The local NHS says GPs are working harder than ever before and there are concerns that staff are now facing unacceptable levels of vitriol.
Last month, the British Medical Association said aggressive behaviour was a growing threat, following an attack at a Manchester practice where four staff members were injured.
Speaking at a full council meeting on Wednesday where the issue was discussed, Wakefield East councillors Olivia Rowley, said health professionals were suffering, as well as patients.
She said: "In one particular area, Wakefield CCG (Clinical Commissioning Group) enticed a doctor from another part of Wakefield to run a practice in my ward, because they couldn't get another doctor.
"He's stretched because he covers two areas of Wakefield.
"Recently I was speaking to him and he was saying he receives an awful lot of haranguing, rudeness and downright obscenities.
"He just can't accommodate the number of people who need help."
Coun Rowley, who represents Labour, added: "We need to bear in mind that staff, like the rest of us, are human beings and don't need to be derided and treated with rudeness.
"I'm concerned that's something that's not been taken into account."
The government has announced a £250m package to improve access to face-to-face appointments over the winter.
It's feared it could take years for the problems to ease however, given the time needed to train up new medics.
Councillors backed a motion by Conservative councillor Gill Cruise calling on the government to "take all necessary measures" to deal with the crisis and ensure no patient is forced to "wait outside in the cold" before their appointment.
Coun Cruise, who represents Horbury and South Ossett said: "Most of the public have been very patient and understanding about all of this.

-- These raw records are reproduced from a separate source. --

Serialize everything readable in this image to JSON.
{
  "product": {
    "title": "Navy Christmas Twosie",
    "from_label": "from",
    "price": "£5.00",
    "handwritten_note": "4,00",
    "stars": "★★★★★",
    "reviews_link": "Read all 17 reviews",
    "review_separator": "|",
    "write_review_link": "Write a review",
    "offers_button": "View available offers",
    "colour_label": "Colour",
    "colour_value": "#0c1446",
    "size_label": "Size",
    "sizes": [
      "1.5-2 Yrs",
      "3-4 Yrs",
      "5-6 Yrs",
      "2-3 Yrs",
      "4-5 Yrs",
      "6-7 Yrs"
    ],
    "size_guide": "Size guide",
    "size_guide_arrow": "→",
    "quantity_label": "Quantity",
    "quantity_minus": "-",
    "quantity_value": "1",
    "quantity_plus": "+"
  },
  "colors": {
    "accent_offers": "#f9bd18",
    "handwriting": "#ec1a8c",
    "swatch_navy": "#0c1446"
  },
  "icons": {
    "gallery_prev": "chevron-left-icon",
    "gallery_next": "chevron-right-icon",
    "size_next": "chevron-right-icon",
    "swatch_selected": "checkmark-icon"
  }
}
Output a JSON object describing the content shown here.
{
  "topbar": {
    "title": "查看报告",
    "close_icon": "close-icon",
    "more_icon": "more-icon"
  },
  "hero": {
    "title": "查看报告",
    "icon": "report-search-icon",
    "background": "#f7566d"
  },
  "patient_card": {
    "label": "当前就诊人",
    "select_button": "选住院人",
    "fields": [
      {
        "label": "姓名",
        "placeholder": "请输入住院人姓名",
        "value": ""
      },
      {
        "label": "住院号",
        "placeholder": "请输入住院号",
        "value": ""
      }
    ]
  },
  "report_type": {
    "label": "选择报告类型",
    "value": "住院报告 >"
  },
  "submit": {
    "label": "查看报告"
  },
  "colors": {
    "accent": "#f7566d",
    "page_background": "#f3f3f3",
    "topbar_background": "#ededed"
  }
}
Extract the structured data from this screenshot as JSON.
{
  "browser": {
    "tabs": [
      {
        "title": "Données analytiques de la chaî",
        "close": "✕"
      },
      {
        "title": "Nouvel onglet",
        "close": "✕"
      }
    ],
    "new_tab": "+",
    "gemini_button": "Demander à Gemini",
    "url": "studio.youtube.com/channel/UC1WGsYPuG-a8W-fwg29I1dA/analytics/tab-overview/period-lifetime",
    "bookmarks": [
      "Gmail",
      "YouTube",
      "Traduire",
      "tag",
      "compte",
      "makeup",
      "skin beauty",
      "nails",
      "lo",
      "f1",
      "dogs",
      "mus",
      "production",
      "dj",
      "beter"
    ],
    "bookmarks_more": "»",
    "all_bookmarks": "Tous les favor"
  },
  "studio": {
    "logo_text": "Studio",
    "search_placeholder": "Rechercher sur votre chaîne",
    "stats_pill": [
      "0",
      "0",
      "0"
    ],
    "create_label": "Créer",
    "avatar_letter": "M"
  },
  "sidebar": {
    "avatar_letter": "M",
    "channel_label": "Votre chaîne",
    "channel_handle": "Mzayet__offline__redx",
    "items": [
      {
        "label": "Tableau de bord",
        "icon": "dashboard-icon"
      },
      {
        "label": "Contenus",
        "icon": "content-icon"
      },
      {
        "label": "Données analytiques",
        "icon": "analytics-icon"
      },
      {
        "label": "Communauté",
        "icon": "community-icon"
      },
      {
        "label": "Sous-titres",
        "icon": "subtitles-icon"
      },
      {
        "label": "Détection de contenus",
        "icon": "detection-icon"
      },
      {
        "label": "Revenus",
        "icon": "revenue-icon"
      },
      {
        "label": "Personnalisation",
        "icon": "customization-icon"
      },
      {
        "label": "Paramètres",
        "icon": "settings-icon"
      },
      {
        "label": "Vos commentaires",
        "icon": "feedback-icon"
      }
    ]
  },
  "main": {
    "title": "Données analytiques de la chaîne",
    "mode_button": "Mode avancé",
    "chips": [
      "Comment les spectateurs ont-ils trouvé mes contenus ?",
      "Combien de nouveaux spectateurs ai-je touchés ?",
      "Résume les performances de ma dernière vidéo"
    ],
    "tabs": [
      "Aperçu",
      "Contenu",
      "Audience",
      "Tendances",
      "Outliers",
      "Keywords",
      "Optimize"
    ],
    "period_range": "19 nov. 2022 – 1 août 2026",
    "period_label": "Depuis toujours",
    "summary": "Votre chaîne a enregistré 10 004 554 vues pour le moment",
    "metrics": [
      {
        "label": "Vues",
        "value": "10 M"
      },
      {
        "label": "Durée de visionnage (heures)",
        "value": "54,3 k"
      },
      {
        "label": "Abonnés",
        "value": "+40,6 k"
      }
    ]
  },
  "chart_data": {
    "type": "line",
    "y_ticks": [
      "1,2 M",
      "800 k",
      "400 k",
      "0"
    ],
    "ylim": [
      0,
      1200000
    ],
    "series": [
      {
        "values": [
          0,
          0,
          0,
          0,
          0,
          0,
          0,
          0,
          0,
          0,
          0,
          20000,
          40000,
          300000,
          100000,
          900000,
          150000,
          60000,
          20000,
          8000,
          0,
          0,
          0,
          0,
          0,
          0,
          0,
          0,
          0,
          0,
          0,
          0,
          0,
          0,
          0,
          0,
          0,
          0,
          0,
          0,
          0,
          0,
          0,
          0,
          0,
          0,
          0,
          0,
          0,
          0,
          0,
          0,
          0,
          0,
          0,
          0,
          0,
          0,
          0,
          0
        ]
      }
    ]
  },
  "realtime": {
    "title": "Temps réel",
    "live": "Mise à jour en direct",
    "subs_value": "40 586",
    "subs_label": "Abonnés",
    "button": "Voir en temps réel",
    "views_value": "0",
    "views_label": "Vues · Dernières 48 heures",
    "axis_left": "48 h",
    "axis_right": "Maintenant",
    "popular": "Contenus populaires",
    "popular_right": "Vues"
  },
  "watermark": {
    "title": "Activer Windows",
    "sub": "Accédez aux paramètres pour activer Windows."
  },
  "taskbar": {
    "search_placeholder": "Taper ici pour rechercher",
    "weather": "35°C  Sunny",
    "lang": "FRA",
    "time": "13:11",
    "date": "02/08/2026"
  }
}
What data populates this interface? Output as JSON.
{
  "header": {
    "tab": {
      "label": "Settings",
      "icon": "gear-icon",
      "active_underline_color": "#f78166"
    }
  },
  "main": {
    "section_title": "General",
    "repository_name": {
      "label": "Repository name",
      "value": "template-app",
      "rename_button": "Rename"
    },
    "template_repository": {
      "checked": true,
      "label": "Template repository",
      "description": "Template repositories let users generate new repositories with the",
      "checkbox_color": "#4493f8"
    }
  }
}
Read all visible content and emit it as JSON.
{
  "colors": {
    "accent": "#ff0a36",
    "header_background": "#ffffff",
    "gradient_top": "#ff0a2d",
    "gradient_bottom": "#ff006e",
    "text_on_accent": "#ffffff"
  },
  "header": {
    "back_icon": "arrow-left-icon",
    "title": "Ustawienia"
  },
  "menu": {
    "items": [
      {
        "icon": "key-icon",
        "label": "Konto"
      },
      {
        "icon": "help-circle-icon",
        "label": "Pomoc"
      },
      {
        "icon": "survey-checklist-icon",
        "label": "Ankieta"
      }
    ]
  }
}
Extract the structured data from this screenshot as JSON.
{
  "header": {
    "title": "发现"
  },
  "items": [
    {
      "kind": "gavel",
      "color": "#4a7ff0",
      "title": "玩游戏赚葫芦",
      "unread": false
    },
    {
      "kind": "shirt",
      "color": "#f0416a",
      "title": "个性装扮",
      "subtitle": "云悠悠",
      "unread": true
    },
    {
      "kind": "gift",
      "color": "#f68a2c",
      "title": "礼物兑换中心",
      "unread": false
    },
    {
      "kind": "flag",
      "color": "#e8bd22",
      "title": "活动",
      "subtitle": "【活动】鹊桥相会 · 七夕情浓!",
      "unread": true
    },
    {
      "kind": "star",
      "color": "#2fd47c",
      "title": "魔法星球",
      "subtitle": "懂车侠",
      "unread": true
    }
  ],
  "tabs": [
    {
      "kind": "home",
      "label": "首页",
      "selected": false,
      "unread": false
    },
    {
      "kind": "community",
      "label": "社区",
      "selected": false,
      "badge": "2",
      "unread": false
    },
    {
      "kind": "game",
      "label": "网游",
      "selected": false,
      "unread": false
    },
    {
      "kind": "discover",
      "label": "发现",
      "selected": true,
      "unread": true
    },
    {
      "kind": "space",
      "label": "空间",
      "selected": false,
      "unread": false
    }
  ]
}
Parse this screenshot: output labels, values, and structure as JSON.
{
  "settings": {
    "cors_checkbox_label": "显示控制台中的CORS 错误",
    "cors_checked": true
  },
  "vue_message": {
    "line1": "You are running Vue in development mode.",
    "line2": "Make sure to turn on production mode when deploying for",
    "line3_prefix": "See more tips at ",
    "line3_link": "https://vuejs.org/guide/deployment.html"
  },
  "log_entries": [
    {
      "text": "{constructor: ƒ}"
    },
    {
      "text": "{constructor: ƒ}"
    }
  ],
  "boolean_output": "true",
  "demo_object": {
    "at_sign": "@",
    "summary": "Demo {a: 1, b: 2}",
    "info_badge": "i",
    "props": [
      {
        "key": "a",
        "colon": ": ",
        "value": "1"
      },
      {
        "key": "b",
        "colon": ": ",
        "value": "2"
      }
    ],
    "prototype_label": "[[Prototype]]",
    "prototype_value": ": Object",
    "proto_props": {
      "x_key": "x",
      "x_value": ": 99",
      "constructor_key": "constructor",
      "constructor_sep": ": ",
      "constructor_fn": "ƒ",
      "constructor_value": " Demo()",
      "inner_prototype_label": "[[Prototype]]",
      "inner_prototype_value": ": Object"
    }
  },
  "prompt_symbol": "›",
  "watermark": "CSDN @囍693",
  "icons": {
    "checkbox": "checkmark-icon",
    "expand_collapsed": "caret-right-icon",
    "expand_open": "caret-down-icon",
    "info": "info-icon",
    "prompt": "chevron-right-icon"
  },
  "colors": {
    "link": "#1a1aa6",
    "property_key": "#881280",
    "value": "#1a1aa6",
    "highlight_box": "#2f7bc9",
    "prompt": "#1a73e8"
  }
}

"But I think now tempers are fraying and people are starting to get very, very angry."
Coun Cruise said she did not want telephone appointments to "become the norm".
Coun Cruise added: "I understand telephone appointments for simple ailments can work.
"But what happens if the patient is playing down their symptoms?
"What happens if they're anxious or shy? What happens if they've missed something?
"There are too many 'what ifs'."
Local Democracy Reporting Service